[Records for this exercise]

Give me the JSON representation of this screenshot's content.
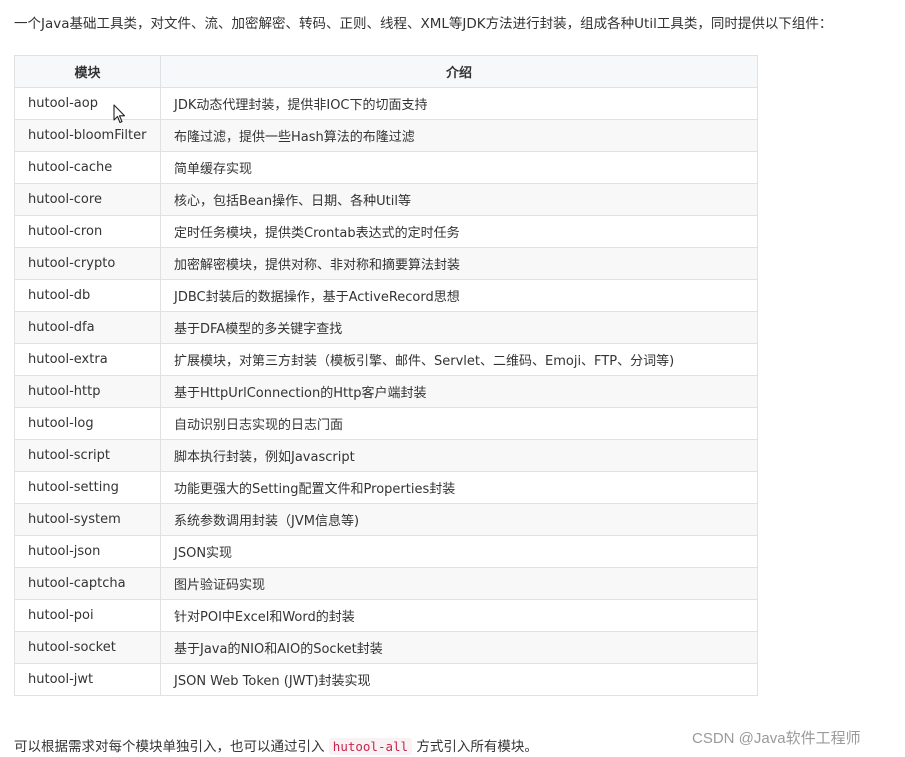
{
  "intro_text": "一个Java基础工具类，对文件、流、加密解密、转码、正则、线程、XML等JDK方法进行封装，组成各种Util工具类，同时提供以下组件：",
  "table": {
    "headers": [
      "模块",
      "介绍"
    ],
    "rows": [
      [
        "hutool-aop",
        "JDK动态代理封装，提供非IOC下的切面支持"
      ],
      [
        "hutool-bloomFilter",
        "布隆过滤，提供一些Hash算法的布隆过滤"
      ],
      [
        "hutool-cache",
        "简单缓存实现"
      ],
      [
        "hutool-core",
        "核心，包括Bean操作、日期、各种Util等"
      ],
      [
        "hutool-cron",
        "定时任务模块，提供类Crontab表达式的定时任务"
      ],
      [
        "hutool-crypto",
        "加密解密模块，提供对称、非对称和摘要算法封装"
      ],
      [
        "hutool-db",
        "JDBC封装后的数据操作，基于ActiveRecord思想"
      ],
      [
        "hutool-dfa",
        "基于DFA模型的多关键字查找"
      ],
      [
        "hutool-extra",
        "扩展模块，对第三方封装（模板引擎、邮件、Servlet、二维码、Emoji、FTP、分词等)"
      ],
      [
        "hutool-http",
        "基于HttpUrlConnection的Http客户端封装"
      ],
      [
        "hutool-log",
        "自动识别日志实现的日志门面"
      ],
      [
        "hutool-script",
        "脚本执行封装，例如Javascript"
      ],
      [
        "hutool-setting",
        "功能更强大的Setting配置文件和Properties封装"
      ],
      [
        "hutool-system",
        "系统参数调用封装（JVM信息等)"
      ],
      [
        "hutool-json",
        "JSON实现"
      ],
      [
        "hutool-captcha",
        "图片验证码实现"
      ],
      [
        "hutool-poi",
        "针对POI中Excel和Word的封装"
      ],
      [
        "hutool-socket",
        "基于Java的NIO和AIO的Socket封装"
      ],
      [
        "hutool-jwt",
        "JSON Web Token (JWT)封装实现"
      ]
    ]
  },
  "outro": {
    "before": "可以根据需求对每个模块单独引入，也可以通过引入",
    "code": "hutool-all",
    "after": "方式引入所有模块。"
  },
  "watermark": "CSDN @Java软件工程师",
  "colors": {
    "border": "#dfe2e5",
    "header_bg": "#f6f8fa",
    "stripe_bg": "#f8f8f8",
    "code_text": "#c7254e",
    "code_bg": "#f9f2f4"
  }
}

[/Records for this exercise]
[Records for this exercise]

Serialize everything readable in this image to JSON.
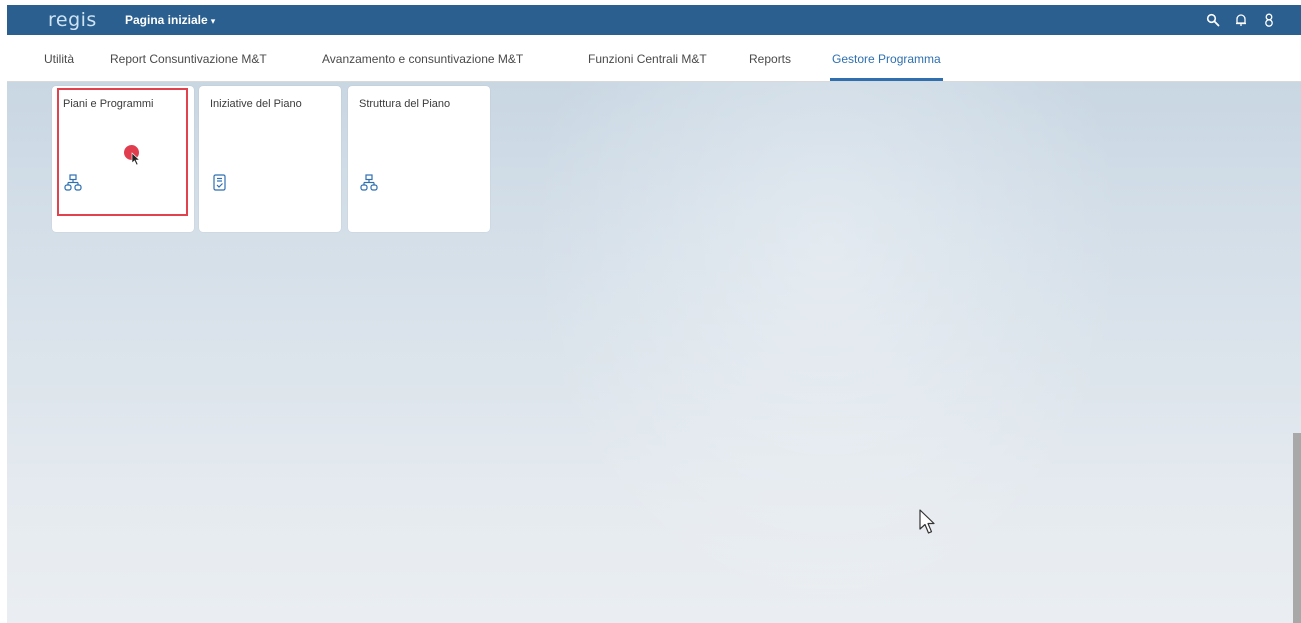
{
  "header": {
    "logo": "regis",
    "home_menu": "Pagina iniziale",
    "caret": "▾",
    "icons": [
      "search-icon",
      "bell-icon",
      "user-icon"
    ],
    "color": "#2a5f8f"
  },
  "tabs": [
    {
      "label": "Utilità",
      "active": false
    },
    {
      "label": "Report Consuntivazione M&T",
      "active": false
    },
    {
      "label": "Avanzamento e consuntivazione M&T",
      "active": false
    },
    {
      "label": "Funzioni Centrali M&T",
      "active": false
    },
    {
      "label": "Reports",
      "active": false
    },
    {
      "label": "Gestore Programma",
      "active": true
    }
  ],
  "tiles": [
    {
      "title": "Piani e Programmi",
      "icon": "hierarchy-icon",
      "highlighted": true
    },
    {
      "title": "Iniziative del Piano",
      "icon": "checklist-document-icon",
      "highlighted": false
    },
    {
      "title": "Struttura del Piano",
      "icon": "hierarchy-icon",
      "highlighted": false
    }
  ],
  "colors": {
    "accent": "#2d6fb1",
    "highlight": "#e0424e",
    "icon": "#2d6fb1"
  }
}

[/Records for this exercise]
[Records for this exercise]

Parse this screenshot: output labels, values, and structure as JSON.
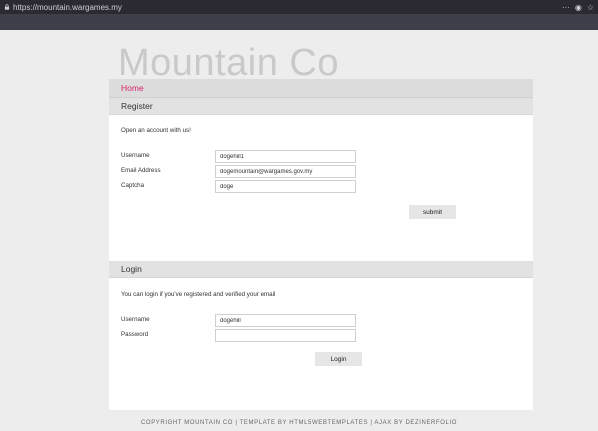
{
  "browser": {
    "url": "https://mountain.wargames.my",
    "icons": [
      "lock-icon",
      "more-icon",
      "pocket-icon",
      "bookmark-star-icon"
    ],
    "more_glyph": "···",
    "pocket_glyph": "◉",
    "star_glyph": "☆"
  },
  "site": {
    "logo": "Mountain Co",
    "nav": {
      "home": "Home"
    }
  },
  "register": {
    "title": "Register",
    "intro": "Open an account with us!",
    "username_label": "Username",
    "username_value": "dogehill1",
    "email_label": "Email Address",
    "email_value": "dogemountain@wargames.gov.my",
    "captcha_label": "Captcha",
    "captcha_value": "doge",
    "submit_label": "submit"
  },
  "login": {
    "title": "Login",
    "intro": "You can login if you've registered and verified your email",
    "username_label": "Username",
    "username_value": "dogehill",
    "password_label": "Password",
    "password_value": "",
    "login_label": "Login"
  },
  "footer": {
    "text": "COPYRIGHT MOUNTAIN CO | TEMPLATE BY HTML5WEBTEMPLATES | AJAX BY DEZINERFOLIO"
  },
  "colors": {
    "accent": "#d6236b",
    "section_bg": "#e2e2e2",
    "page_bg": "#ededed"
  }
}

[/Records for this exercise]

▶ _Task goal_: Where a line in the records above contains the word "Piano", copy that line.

▶ _Response for this exercise_:
      "title": "Iniziative del Piano",
      "title": "Struttura del Piano",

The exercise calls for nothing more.